New sources of ore have been discovered and there also have been improvements in the mining and refining processes. These two factors may cause the values of gold, silver, and the other precious metals to diminish. Also, the “precious” qualification of a metal is determined by the market value or high demand.
Bullion is traded on commodity markets in two forms: bulk ingots or coins, the latter minted by the government of a country. At least ten countries are known to mint gold and silver bullion coins. These are Australia, Austria, Canada, China, Mexico, Poland, South Africa, Switzerland, the United Kingdom, and the United States.
While bullion coins are issued as legal tender, with nominal values assigned to them on minting, such face values are far below the commodity value of the metals themselves. Here’s an example: Most of the gold coins issued by national governments, particularly those with currency values of between 10 and 100 U.S. dollars, usually contain no less than 31 grams of gold. On the average (considering the consistent rise in the exchange rate of gold), the value of gold is around USD12 per gram. Here, it is clear that the currency value assigned by the government to a gold bullion coin has no meaning.
The 10,000-dollar Australian Gold Nugget is one of the world’s largest bullion coins. Minted by the Australian government, this bullion coin is made of 1 kilogram of 99.9% pure gold. Some other bullion coins larger than the Australian Gold Nugget have come out. However, these are not produced in mass quantities and are not practical to handle. Two examples are given here: One is the 100,000-euro Vienna Philharmonic, minted in 2004, which contains 31 kilograms of gold; the other is the 1 million-dollar Canadian Maple Leaf, minted in 2007, which contains 100 kilograms of gold.
Three factors – metal, purity, and weight – affect the value of bullion. The overall value of bullion is determined by the metal used. We know, of course, that platinum is worth more than gold, which, in turn, is worth more than silver. It is easy to understand, therefore, that silver bullion coins have become popular with collectors because of their relative affordability.

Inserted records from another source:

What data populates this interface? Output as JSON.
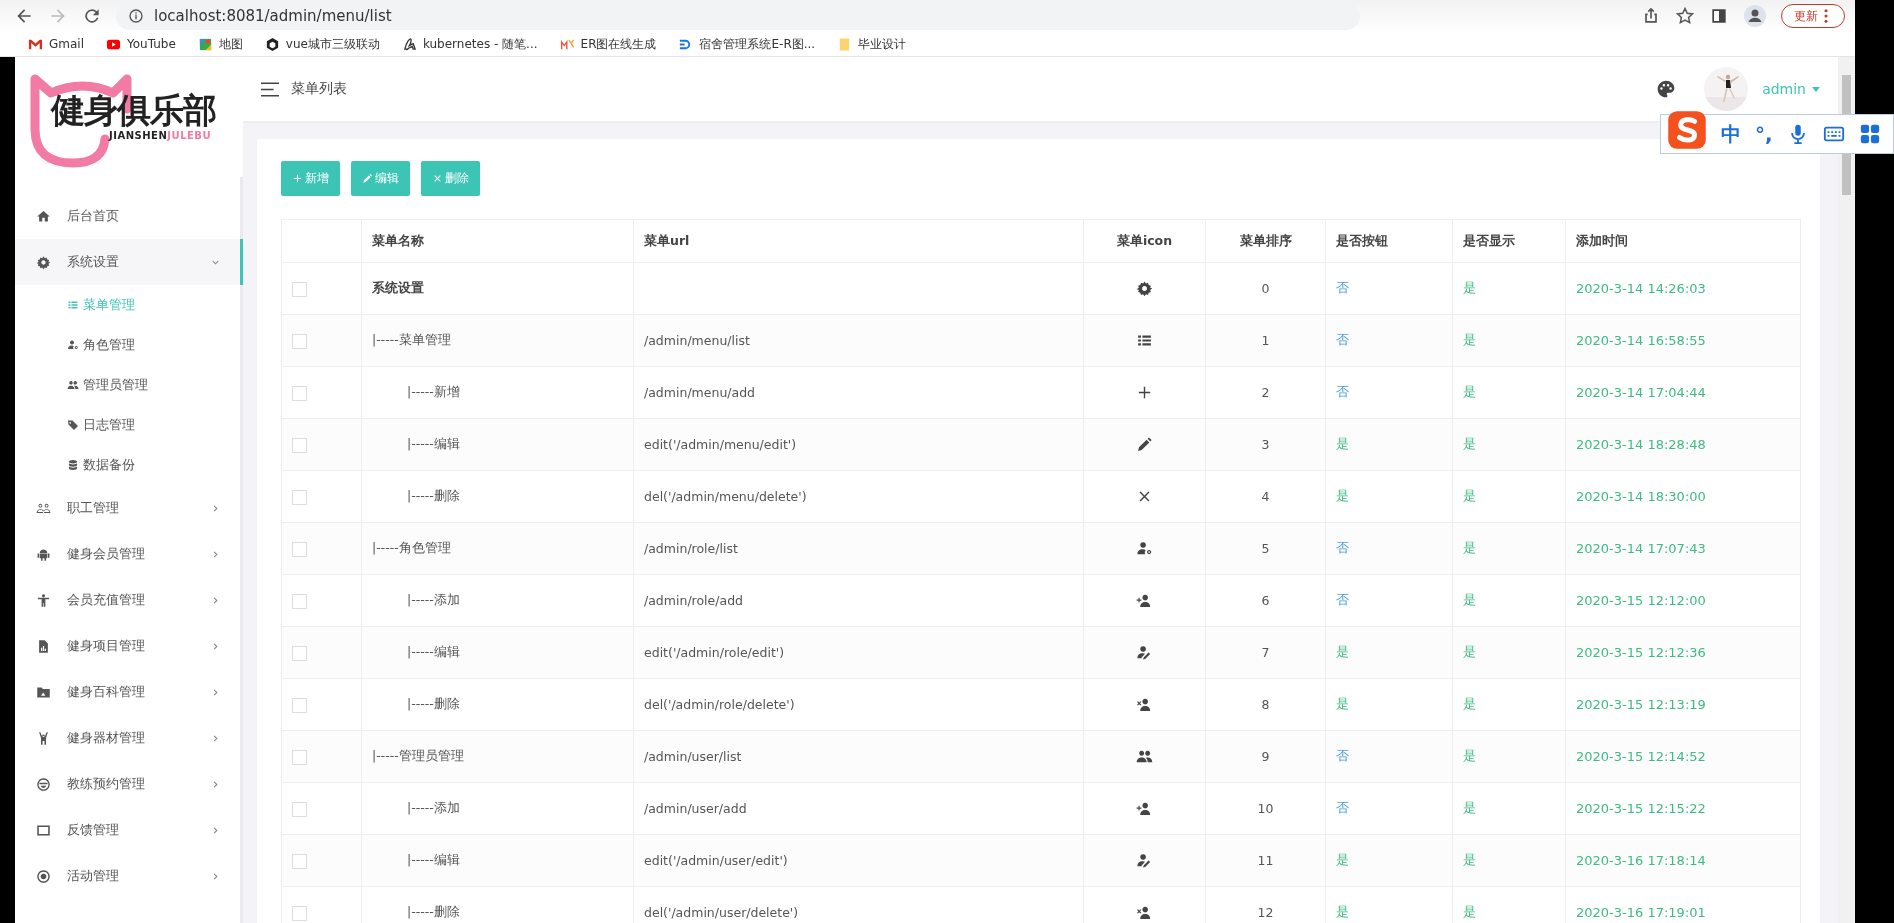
{
  "browser": {
    "url": "localhost:8081/admin/menu/list",
    "update_button": "更新",
    "bookmarks": [
      {
        "label": "Gmail",
        "kind": "gmail"
      },
      {
        "label": "YouTube",
        "kind": "youtube"
      },
      {
        "label": "地图",
        "kind": "maps"
      },
      {
        "label": "vue城市三级联动",
        "kind": "cube"
      },
      {
        "label": "kubernetes - 随笔...",
        "kind": "glyph"
      },
      {
        "label": "ER图在线生成",
        "kind": "mx"
      },
      {
        "label": "宿舍管理系统E-R图...",
        "kind": "dlogo"
      },
      {
        "label": "毕业设计",
        "kind": "folder"
      }
    ]
  },
  "logo": {
    "title": "健身俱乐部",
    "subtitle_left": "JIANSHEN",
    "subtitle_right": "JULEBU"
  },
  "sidebar": {
    "items": [
      {
        "label": "后台首页",
        "kind": "home"
      },
      {
        "label": "系统设置",
        "kind": "gear",
        "expanded": true,
        "children": [
          {
            "label": "菜单管理",
            "kind": "list",
            "selected": true
          },
          {
            "label": "角色管理",
            "kind": "usergear",
            "selected": false
          },
          {
            "label": "管理员管理",
            "kind": "users",
            "selected": false
          },
          {
            "label": "日志管理",
            "kind": "tag",
            "selected": false
          },
          {
            "label": "数据备份",
            "kind": "database",
            "selected": false
          }
        ]
      },
      {
        "label": "职工管理",
        "kind": "people",
        "expanded": false
      },
      {
        "label": "健身会员管理",
        "kind": "android",
        "expanded": false
      },
      {
        "label": "会员充值管理",
        "kind": "person",
        "expanded": false
      },
      {
        "label": "健身项目管理",
        "kind": "filechart",
        "expanded": false
      },
      {
        "label": "健身百科管理",
        "kind": "folderimg",
        "expanded": false
      },
      {
        "label": "健身器材管理",
        "kind": "figure",
        "expanded": false
      },
      {
        "label": "教练预约管理",
        "kind": "smile",
        "expanded": false
      },
      {
        "label": "反馈管理",
        "kind": "window",
        "expanded": false
      },
      {
        "label": "活动管理",
        "kind": "target",
        "expanded": false
      }
    ]
  },
  "header": {
    "title": "菜单列表",
    "user": "admin"
  },
  "ime_toolbar": {
    "mode": "中",
    "punctuation": "°,"
  },
  "toolbar": {
    "buttons": [
      {
        "label": "新增",
        "kind": "add"
      },
      {
        "label": "编辑",
        "kind": "edit"
      },
      {
        "label": "删除",
        "kind": "delete"
      }
    ]
  },
  "table": {
    "columns": [
      "菜单名称",
      "菜单url",
      "菜单icon",
      "菜单排序",
      "是否按钮",
      "是否显示",
      "添加时间"
    ],
    "rows": [
      {
        "name": "系统设置",
        "kind": "gear",
        "sort": "0",
        "is_button": {
          "label": "否",
          "on": false
        },
        "is_shown": {
          "label": "是",
          "on": true
        },
        "added": "2020-3-14 14:26:03",
        "checked": false,
        "children": [
          {
            "name": "|-----菜单管理",
            "url": "/admin/menu/list",
            "kind": "list",
            "sort": "1",
            "is_button": {
              "label": "否",
              "on": false
            },
            "is_shown": {
              "label": "是",
              "on": true
            },
            "added": "2020-3-14 16:58:55",
            "checked": false,
            "children": [
              {
                "name": "|-----新增",
                "url": "/admin/menu/add",
                "kind": "plus",
                "sort": "2",
                "is_button": {
                  "label": "否",
                  "on": false
                },
                "is_shown": {
                  "label": "是",
                  "on": true
                },
                "added": "2020-3-14 17:04:44",
                "checked": false
              },
              {
                "name": "|-----编辑",
                "url": "edit('/admin/menu/edit')",
                "kind": "pencil",
                "sort": "3",
                "is_button": {
                  "label": "是",
                  "on": true
                },
                "is_shown": {
                  "label": "是",
                  "on": true
                },
                "added": "2020-3-14 18:28:48",
                "checked": false
              },
              {
                "name": "|-----删除",
                "url": "del('/admin/menu/delete')",
                "kind": "cross",
                "sort": "4",
                "is_button": {
                  "label": "是",
                  "on": true
                },
                "is_shown": {
                  "label": "是",
                  "on": true
                },
                "added": "2020-3-14 18:30:00",
                "checked": false
              }
            ]
          },
          {
            "name": "|-----角色管理",
            "url": "/admin/role/list",
            "kind": "usergear",
            "sort": "5",
            "is_button": {
              "label": "否",
              "on": false
            },
            "is_shown": {
              "label": "是",
              "on": true
            },
            "added": "2020-3-14 17:07:43",
            "checked": false,
            "children": [
              {
                "name": "|-----添加",
                "url": "/admin/role/add",
                "kind": "useradd",
                "sort": "6",
                "is_button": {
                  "label": "否",
                  "on": false
                },
                "is_shown": {
                  "label": "是",
                  "on": true
                },
                "added": "2020-3-15 12:12:00",
                "checked": false
              },
              {
                "name": "|-----编辑",
                "url": "edit('/admin/role/edit')",
                "kind": "useredit",
                "sort": "7",
                "is_button": {
                  "label": "是",
                  "on": true
                },
                "is_shown": {
                  "label": "是",
                  "on": true
                },
                "added": "2020-3-15 12:12:36",
                "checked": false
              },
              {
                "name": "|-----删除",
                "url": "del('/admin/role/delete')",
                "kind": "userremove",
                "sort": "8",
                "is_button": {
                  "label": "是",
                  "on": true
                },
                "is_shown": {
                  "label": "是",
                  "on": true
                },
                "added": "2020-3-15 12:13:19",
                "checked": false
              }
            ]
          },
          {
            "name": "|-----管理员管理",
            "url": "/admin/user/list",
            "kind": "users",
            "sort": "9",
            "is_button": {
              "label": "否",
              "on": false
            },
            "is_shown": {
              "label": "是",
              "on": true
            },
            "added": "2020-3-15 12:14:52",
            "checked": false,
            "children": [
              {
                "name": "|-----添加",
                "url": "/admin/user/add",
                "kind": "useradd",
                "sort": "10",
                "is_button": {
                  "label": "否",
                  "on": false
                },
                "is_shown": {
                  "label": "是",
                  "on": true
                },
                "added": "2020-3-15 12:15:22",
                "checked": false
              },
              {
                "name": "|-----编辑",
                "url": "edit('/admin/user/edit')",
                "kind": "useredit",
                "sort": "11",
                "is_button": {
                  "label": "是",
                  "on": true
                },
                "is_shown": {
                  "label": "是",
                  "on": true
                },
                "added": "2020-3-16 17:18:14",
                "checked": false
              },
              {
                "name": "|-----删除",
                "url": "del('/admin/user/delete')",
                "kind": "userremove",
                "sort": "12",
                "is_button": {
                  "label": "是",
                  "on": true
                },
                "is_shown": {
                  "label": "是",
                  "on": true
                },
                "added": "2020-3-16 17:19:01",
                "checked": false
              }
            ]
          }
        ]
      }
    ]
  }
}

On the obverse of the Krugerrand is the face of Stephanus Jonannes Paulus Kruger, fifth president of the South African Republic (note the surname Kruger and the South African currency Rand were combined to give this precious metal coin its name). Also here are the Afrikaans and English versions of the name “South Africa”, both inscribed in capital letters.
Special samples of the coin (proof Krugerrand) are minted and offered as collector’s items. These proof Krugerrands are priced above the bullion Krugerrands. The two coin versions can be distinguished from one another by the number of serrations they have – the proof version has 220, while the bullion has 40 less than the former’s.